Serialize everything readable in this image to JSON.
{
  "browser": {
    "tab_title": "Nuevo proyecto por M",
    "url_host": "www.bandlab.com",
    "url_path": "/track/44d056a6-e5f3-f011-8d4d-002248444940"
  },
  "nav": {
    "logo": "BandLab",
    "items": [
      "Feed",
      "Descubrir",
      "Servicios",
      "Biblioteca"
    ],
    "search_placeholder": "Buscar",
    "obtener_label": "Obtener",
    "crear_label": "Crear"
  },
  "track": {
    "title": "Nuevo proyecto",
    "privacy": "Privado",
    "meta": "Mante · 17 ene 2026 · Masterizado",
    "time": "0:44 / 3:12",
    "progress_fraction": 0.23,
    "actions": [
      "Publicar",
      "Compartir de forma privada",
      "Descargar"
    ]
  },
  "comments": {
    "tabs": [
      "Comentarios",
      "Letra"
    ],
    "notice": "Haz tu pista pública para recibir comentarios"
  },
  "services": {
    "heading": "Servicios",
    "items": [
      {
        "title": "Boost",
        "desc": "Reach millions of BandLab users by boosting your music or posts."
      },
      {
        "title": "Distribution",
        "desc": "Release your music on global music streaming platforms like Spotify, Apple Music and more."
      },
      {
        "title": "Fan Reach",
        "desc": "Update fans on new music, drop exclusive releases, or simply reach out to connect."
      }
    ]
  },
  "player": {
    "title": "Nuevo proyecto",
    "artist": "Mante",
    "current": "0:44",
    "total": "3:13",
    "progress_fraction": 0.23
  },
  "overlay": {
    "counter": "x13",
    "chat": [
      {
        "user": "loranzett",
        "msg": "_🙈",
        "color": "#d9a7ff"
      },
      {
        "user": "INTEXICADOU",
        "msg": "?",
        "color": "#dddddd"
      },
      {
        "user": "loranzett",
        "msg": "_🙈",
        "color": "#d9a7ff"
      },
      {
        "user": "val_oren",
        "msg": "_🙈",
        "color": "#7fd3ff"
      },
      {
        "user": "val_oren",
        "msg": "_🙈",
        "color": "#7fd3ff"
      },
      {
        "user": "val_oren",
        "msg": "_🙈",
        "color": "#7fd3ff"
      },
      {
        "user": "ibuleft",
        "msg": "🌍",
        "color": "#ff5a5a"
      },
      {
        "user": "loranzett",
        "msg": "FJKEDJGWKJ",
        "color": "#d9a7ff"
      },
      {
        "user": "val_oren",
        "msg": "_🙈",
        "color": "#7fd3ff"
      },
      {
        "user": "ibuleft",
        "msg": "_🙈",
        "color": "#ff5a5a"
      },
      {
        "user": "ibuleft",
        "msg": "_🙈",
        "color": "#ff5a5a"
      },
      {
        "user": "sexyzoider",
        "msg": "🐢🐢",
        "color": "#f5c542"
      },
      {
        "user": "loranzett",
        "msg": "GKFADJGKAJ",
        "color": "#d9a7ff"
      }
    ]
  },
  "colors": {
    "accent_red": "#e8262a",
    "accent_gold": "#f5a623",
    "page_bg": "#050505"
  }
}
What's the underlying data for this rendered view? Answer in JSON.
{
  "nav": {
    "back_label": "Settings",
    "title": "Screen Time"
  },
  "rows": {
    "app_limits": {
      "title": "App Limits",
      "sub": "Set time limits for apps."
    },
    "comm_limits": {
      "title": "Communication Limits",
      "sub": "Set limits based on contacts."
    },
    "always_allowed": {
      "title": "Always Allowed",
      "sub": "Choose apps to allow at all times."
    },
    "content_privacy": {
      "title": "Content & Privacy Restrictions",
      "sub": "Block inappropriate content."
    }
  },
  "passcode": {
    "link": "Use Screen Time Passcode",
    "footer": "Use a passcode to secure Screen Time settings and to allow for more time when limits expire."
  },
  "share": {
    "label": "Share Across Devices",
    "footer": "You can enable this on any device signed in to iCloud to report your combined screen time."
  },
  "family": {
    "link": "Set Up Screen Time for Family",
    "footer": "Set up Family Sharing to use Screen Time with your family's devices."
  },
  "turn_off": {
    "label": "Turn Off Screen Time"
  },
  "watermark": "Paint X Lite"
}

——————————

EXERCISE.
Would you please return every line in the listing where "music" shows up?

RESPONSE AREA.
        "desc": "Reach millions of BandLab users by boosting your music or posts."
        "desc": "Release your music on global music streaming platforms like Spotify, Apple Music and more."
        "desc": "Update fans on new music, drop exclusive releases, or simply reach out to connect."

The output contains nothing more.